The mayor, in a speech that lasted nearly 45 minutes, also touched on crime, homelessness and the Albuquerque Rail Trail.

“We’re small enough that, theoretically, you can find a nice place to live. … But the challenge is running out of houses, Keller said. “…Because of our growth, (housing) is a crisis.”

That growth, Keller told business leaders, has come in the form of about 40 new people moving to the Albuquerque area every day. He said the city was a “net winner” coming out of the COVID-19 pandemic – with millennials now working in remote jobs but wanting to live in an affordable city that has an outdoor experience on par with places like Denver.

Keller said the city’s Integrated Development Ordinance, which sets out zoning and subdivision regulations, is outdated and needs to be reworked to allow for expansion of Albuquerque’s housing supply.

He called the redevelopment of hotels into housing units vital to increase supply, but said it was a “low hanging fruit” for the city, adding that public- private are essential to the future of the initiative. Keller said the IDO has driven developers away from procurement over the past few years.

“The city of Albuquerque is terrible about it,” Keller said. “We add $100,000 to each unit – each unit – to convert with additional building code regulations compared to other cities. That’s why the private sector doesn’t do it already.


Keller acknowledged on Monday that crime remains the city’s biggest problem — and a primary focus of his administration.

He said the Albuquerque Police Department arrested more homicide suspects than in previous years. This is due to various crime-fighting efforts, including bolstering the Homicide Unit and implementing technology throughout the city, such as gunshot detectors and additional cameras.

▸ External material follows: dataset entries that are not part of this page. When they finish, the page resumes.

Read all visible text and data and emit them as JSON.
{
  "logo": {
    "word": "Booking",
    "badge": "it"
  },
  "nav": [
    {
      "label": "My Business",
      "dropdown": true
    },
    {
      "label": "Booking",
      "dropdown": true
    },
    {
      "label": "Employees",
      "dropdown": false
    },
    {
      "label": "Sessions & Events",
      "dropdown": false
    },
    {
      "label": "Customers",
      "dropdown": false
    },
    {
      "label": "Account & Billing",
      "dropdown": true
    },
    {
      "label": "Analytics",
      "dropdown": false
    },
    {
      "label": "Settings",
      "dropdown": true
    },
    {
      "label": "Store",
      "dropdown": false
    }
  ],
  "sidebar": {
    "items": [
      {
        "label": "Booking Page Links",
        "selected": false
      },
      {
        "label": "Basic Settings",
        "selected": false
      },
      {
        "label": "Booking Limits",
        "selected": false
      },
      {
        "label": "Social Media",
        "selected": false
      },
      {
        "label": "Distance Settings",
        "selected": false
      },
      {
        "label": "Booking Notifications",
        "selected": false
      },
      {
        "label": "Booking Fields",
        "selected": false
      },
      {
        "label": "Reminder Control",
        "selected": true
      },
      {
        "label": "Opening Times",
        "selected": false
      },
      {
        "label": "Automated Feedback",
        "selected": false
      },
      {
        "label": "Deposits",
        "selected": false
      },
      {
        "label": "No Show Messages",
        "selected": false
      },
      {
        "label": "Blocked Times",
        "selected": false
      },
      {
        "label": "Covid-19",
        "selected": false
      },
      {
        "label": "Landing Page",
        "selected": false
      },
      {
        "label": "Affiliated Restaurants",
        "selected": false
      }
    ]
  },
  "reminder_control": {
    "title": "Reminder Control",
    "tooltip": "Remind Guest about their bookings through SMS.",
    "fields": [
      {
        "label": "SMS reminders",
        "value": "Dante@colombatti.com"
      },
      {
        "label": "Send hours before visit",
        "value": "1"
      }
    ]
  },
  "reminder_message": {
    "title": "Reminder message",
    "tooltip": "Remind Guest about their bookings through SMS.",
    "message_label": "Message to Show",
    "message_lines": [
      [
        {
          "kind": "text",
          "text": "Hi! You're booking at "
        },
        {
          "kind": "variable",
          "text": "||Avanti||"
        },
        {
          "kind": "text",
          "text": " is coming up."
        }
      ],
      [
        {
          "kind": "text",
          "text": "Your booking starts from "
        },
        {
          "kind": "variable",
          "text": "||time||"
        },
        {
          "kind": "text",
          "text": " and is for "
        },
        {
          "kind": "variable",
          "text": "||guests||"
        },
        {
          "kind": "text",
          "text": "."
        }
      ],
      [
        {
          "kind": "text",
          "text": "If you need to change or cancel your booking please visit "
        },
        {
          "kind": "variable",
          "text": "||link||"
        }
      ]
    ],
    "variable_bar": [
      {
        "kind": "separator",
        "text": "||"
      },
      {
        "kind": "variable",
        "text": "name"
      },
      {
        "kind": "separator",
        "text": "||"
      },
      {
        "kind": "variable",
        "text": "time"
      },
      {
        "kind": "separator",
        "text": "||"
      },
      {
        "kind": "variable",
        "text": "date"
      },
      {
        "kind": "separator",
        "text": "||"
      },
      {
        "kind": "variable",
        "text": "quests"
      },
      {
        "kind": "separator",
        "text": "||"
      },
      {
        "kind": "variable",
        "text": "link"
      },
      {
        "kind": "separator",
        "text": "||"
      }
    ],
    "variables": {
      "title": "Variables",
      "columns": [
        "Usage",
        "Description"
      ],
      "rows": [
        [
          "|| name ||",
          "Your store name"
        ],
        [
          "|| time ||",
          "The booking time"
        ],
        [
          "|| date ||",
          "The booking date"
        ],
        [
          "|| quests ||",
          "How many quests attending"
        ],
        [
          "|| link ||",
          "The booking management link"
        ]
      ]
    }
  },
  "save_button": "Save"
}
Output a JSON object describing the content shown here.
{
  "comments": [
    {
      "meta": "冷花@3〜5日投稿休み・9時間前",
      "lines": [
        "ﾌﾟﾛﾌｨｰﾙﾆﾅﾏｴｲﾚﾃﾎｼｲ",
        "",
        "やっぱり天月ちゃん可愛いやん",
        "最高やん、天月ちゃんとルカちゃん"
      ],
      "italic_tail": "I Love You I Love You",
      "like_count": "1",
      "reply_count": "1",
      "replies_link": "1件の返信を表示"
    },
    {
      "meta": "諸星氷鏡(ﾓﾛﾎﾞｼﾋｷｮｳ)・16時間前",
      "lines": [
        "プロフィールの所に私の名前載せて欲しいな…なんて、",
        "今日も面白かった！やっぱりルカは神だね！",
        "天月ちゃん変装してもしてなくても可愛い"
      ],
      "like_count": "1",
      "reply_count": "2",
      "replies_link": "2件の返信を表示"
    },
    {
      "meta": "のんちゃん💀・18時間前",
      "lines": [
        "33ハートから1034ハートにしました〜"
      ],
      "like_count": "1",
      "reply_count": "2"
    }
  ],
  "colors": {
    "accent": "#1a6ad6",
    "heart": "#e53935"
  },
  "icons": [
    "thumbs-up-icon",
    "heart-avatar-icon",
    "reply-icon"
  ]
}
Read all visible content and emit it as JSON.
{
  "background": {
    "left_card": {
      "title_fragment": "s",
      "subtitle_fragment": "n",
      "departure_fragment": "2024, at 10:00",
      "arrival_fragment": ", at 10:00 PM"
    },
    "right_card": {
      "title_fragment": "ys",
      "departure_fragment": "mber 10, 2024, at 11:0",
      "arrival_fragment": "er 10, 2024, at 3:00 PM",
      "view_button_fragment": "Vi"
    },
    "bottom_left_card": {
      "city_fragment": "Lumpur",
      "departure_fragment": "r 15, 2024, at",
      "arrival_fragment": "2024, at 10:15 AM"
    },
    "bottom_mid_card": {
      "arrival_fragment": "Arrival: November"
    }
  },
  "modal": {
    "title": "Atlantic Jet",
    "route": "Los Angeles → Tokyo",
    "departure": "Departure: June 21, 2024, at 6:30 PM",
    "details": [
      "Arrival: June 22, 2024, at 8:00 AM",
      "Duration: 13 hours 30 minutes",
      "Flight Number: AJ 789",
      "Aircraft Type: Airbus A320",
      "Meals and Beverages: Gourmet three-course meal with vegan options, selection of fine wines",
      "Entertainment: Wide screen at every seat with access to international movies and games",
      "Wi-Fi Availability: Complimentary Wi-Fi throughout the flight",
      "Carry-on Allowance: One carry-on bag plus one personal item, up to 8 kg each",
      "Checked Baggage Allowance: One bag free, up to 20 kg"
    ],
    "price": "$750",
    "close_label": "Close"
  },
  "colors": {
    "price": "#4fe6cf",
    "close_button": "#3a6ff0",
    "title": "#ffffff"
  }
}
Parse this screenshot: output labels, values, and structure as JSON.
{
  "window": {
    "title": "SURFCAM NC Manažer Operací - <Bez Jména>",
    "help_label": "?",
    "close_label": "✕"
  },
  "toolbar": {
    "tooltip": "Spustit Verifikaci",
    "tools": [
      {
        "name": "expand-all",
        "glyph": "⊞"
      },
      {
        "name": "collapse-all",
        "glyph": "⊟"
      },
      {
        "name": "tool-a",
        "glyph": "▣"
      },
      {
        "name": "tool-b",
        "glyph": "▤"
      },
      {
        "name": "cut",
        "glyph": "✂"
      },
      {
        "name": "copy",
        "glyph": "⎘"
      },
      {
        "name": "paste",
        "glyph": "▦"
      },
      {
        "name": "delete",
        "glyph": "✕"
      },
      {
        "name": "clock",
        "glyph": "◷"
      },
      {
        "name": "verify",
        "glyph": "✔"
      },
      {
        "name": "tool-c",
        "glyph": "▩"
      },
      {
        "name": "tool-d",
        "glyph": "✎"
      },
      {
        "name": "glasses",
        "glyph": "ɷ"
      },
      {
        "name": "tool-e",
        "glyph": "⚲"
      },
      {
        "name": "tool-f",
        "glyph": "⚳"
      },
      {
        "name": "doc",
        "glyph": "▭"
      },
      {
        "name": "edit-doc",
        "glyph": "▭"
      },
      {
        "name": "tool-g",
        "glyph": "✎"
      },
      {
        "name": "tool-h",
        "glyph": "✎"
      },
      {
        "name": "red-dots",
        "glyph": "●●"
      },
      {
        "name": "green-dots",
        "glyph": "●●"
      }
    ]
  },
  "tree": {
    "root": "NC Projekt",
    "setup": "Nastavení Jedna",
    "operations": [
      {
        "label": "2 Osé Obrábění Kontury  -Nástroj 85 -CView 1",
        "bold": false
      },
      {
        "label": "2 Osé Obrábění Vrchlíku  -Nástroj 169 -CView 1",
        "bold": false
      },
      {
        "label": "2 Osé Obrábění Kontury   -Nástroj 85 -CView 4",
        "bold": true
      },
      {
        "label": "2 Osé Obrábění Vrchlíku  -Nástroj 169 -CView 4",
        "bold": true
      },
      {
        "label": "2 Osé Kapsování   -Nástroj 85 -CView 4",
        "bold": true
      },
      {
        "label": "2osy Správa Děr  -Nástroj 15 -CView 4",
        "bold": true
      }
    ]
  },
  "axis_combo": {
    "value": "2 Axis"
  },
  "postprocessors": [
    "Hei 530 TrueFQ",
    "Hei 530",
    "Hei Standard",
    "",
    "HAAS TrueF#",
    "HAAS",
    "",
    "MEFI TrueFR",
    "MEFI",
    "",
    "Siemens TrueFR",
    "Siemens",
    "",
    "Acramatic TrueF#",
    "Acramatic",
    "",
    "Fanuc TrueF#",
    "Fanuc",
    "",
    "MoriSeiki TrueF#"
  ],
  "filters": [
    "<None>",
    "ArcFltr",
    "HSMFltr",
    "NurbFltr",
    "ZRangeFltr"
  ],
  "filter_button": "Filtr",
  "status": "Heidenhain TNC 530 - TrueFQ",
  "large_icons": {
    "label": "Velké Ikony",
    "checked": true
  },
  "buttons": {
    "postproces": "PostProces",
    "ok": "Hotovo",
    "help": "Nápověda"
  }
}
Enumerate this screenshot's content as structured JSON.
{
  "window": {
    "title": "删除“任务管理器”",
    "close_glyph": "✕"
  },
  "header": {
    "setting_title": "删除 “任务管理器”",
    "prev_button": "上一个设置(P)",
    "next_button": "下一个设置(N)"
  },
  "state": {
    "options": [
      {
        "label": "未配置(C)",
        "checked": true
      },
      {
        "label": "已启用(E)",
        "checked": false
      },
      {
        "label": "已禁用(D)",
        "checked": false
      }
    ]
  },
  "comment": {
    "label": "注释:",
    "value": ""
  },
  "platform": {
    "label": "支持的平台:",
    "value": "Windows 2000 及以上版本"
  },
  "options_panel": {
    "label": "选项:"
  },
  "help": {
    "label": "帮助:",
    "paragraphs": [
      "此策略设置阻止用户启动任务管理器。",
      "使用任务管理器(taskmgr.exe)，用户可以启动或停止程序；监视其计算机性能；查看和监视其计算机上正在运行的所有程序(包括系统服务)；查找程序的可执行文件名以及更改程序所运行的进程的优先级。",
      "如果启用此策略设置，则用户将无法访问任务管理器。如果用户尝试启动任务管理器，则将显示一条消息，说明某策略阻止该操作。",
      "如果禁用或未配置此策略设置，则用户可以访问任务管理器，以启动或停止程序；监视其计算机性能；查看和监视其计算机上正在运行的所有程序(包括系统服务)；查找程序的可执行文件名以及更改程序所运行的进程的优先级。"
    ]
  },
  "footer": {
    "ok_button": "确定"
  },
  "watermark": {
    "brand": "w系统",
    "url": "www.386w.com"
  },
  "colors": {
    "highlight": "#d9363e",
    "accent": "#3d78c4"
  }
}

The mayor also said police recruitment was not as problematic as retention, with many APD officers retiring after 20 years. To remedy this, the city has offered additional incentives to officers who stay with the department for an additional five years.